Pope Benedict XVI receives Therese's relics

A hundred and twenty years after St. Therese's audience with Pope Leo XIII, her relics were brought to Rome and were present at the papal audience on November 14, 2007.  Please see the details at  http://www.communicationes.org/news.php?nid=439&lang=eng and at http://www.zenit.org/article-21000?l=english  Her relics were brought to the Pope's private chapel, where he prayed before them for a long time. 

What a contrast between the two visits!  Therese's 1887 audience with Pope Leo XIII appeared at the time like a fiasco.  The same day her sister Celine wrote to their oldest sister Marie, Sister Marie of the Sacred Heart:

Dear little Marie,

Today I am crushed; in my head there is an immense void.  Oh! how I would like to be at my dear Carmel to tell all my thoughts.  Therese is going to recount this morning's audience to you.  Each time it comes into my mind, it's like a very sharp sword which is being plunged into my heart.

I'm exhausted, dear little Marie; it's as if this were aimed at me, it's even worse, I believe.  We assisted at the Holy Father's Mass; we were supposed to receive Communion from his hand, but they feared to tire him too much, so this did not take place.  When our turn came to be at the Holy Father's feet, Therese knelt down, but unfortunately, M. Reverony [vicar-general of the Bayeux diocese] was with the Bayeux pilgrims, and it was he who was presenting them to the Sovereign Pontiff.  When Therese made her request, tears in her eyes, the Holy Father bent over and said "I don't understand very well."  You know, he is so old that it brings tears to your eyes just looking at him; he is as pale as death; he could hardly support himself or speak.  He appears to be broken by age but what a kind face!  He is truly a Holy Father.

But to return to Therese's request, M. Reverony answered immediately with a sarcastic tone:  "She is a child who is asking to enter Carmel at fifteen, but the matter is being examined by the superiors."  Then, after Therese's repeated entreaties, the Holy Father answered;  "My dear child, if God wills it, you will enter; leave it up to your superiors."  This lasted hardly two minutes, and I came afterward.  I had tears in my eyes, but would you believe that I had the audacity to say "Most Holy Father, a blessing for the Carmel."  He blessed me, saying "Oh, iti is already blessed!" 

After this request made by me, M. Reverony was careful not to say that I was Therese's sister, but he replied, laughing a little:  "It is already blessed."  The Holy Pontiff, who is so kind, seemed to understand it in another way, and it was then that he said to me:  "Oh, yes, it is already blessed!"  Then he extended his hand for me to kiss.  Papa came afterward with the gentlemen.  M. Reverony introduced him to the Holy Father, saying "This is the father of two Carmelites and a Visitandine," but he did not say that he was Therese's father. 

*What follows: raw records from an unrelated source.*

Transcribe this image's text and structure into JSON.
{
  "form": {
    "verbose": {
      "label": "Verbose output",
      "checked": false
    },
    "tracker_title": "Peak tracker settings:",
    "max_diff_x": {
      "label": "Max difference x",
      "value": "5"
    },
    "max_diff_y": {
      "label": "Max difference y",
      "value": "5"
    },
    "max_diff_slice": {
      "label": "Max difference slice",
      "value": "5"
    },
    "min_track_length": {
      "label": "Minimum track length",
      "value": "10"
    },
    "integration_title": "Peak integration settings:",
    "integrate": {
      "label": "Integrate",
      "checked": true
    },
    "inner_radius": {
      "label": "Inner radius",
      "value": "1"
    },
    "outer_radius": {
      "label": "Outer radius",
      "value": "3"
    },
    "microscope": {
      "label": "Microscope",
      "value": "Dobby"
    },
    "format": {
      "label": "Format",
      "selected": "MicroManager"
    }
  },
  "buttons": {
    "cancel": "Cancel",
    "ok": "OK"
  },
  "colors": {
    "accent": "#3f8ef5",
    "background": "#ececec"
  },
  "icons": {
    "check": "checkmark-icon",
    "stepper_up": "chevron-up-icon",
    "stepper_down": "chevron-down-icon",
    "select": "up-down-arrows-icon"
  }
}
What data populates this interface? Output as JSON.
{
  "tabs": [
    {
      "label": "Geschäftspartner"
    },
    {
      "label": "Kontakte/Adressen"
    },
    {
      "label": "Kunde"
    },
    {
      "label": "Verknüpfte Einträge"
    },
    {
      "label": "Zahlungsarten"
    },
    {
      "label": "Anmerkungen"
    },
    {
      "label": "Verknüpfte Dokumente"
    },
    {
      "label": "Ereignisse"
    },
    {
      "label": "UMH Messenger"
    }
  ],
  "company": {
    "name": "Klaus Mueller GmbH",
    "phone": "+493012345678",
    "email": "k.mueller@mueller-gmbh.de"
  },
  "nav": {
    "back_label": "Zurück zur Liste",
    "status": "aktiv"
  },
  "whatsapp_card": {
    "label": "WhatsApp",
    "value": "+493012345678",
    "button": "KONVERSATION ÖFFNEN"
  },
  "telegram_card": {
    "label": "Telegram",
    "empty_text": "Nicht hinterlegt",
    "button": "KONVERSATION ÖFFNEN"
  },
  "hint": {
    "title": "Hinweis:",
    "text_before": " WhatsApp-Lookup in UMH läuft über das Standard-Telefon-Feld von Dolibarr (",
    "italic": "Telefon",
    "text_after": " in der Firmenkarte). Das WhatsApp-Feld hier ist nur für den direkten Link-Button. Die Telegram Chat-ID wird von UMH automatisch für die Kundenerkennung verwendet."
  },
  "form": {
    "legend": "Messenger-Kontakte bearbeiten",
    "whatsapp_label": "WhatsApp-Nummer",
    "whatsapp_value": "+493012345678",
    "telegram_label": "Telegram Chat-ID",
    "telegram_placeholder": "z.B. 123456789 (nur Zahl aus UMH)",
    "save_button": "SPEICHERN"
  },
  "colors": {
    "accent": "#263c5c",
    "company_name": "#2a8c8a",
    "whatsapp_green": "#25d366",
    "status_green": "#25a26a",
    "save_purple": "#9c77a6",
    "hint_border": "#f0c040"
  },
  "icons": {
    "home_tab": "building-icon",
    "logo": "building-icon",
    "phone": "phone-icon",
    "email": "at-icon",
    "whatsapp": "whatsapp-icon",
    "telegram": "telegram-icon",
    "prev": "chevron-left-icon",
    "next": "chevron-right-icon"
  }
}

The Sovereign Pontiff looked intently at Papa, and he extended his hand to Papa, who kissed it and pressed it lovingly.  Papa, when returning, was weeping a little."1

This audience is often cited as proof of Therese's courage, but at the time many considered it a total failure.  Twenty years afterward, Celine still winced at the memory of the audience:  "I was struck with dismay; it would be quite impossible to have a more definite setback.  We hid it from our father in order not to sadden him, and we hardly ever spoke about it afterward.  It was like a memory you wanted to cast far from you.  I regarded it so much as a shameful humiliation that I used to think interiorly "If later on they write Therese's life, this fiasco will mar its beauty, and when in Carmel Mother Agnes of Jesus gave her the command to write her memories, I said to myself "Poor little thing, she'll haveto recount the audience with the Pope which succeeded so poorly."  (Preparatory Notes for the Ordinary Process, 1910).2

At the 2007 audience, Pope Benedict recalled that Therese would have liked to learn the original languages of Scripture to understand them better, and he urged the faithful to spend time reading Scripture to "better understand Christ and remain in intimate contact with Him."  Therese carried the four gospels over her heart, and she often repeated "We must study the Scriptures in order to learn the personality of Jesus."  As we prepare to celebrate on December 14th the 80th anniversary of Therese's proclamation as patroness of missions, may we know her Jesus better and better.


1Letters of Saint Therese: General Correspondence," Volume One, translated by John Clarke, O.C.D.  Copyright 1982 by Washington Province of Discalced Carmelites, Inc., ICS Publications, pp. 350-351.

2Ibid., p. 350.